considered inherently distinctive. Simply because the live adult entertainment industry generally involves “revealing and provocative” costumes does not mean that there cannot be any such costume that is inherently distinctive. Each such trademark must be evaluated individually under the Seabrook factors. The “mere refinement or variation” test is not satisfied by showing that costumes generally are common in the industry.”
With respect to the application of the Seabrook factors to the mark at issue, Chippendales II agreed that under the third factor, whether the mark constitutes ‘a mere refinement of a commonly-adopted and well-known form of ornamentation for a particular class of goods’ under Seabrook, the Board did not err in finding it is a mere variant or refinement of a particular costume. (Id. at *20 (quoting Chippendales I at 1539).) In particular, Chippendales II agreed that the mark was not inherently distinctive because of the existence of the pervasive Playboy mark, which includes the cuffs and collar together with bunny ears.
Significantly, as part of its analysis, Chippendales II rejected Chippendales’ argument that the Seabrook test was overturned by the subsequent decision of the US Supreme Court in Wal-Mart Stores, Inc. v Samara Brothers, Inc., 529 US 205 (2000). In doing so, the Federal Circuit explained in Wal-Mart, the Court merely held that product design trade dress can never be inherently distinctive, and can only qualify for protection through acquired distinctiveness’:
“Nothing in the Wal-Mart decision questioned or undermined the reasoning in Seabrook.
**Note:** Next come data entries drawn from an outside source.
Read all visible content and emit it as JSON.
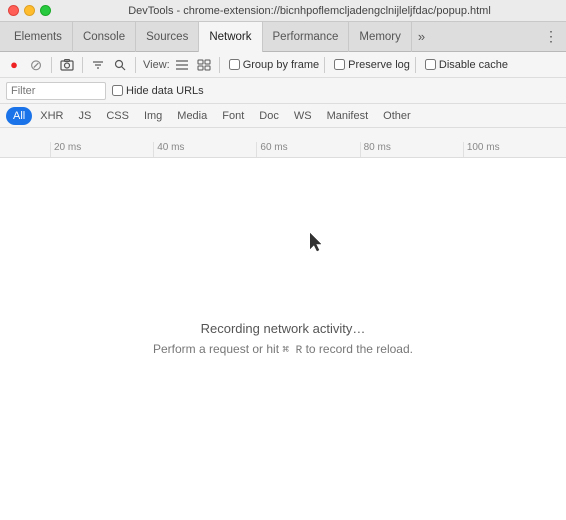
{
  "titleBar": {
    "title": "DevTools - chrome-extension://bicnhpoflemcljadengclnijleljfdac/popup.html"
  },
  "tabs": [
    {
      "id": "elements",
      "label": "Elements",
      "active": false
    },
    {
      "id": "console",
      "label": "Console",
      "active": false
    },
    {
      "id": "sources",
      "label": "Sources",
      "active": false
    },
    {
      "id": "network",
      "label": "Network",
      "active": true
    },
    {
      "id": "performance",
      "label": "Performance",
      "active": false
    },
    {
      "id": "memory",
      "label": "Memory",
      "active": false
    }
  ],
  "tabMore": "»",
  "tabKebab": "⋮",
  "toolbar": {
    "view_label": "View:",
    "group_by_frame_label": "Group by frame",
    "preserve_log_label": "Preserve log",
    "disable_cache_label": "Disable cache"
  },
  "filterBar": {
    "filter_placeholder": "Filter",
    "hide_data_urls_label": "Hide data URLs"
  },
  "typeFilters": [
    {
      "id": "all",
      "label": "All",
      "active": true
    },
    {
      "id": "xhr",
      "label": "XHR",
      "active": false
    },
    {
      "id": "js",
      "label": "JS",
      "active": false
    },
    {
      "id": "css",
      "label": "CSS",
      "active": false
    },
    {
      "id": "img",
      "label": "Img",
      "active": false
    },
    {
      "id": "media",
      "label": "Media",
      "active": false
    },
    {
      "id": "font",
      "label": "Font",
      "active": false
    },
    {
      "id": "doc",
      "label": "Doc",
      "active": false
    },
    {
      "id": "ws",
      "label": "WS",
      "active": false
    },
    {
      "id": "manifest",
      "label": "Manifest",
      "active": false
    },
    {
      "id": "other",
      "label": "Other",
      "active": false
    }
  ],
  "timeline": {
    "ticks": [
      "20 ms",
      "40 ms",
      "60 ms",
      "80 ms",
      "100 ms"
    ]
  },
  "mainContent": {
    "recording_text": "Recording network activity…",
    "hint_text": "Perform a request or hit",
    "hint_key": "⌘ R",
    "hint_suffix": "to record the reload."
  },
  "icons": {
    "record": "●",
    "stop": "⊘",
    "camera": "📷",
    "filter": "⊟",
    "search": "🔍"
  },
  "colors": {
    "active_tab_bg": "#f5f5f5",
    "inactive_tab_bg": "#ddd",
    "accent_blue": "#1a73e8"
  }
}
Indeed, the Court cited Seabrook but did not express any disagreement with its use to determine the inherent distinctiveness of trade dress, although rejecting it as a test for inherent distinctiveness in the context of product design. Id. at 213–14. Under these circumstances, the panel is bound by Seabrook, and only the court en banc may overturn it. In any event, we fail to see how appellant’s proposed test represents an improvement over Seabrook. (Chippendales II at *27–28.)”
Despite its unique procedural posture, Chippendales II provides a nice summary of trade mark fundamentals and the state of law on inherent distinctiveness with respect to trade marks in general, trade dress in particular, and costume marks even more significantly.
By Charles R. Macedo
Amster Rothstein & Ebenstein LLP
* Mr. Macedo is a Partner at Amster, Rothstein & Ebenstein LLP and author of The Corporate Insider’s Guide to U.S. Patent Practice, published by Oxford University Press. Mr. Macedo’s practice specializes on intellectual property issues including litigating patent, trademark and other intellectual property disputes, prosecuting patents before the U.S. Patent and Trademark Office and other patent offices throughout the world, registering trademarks and service marks with the U.S. Patent and Trademark Office and other trademark offices throughout the world, and drafting and negotiating intellectual property agreements. He may be reached at [email protected].
View all Published Articles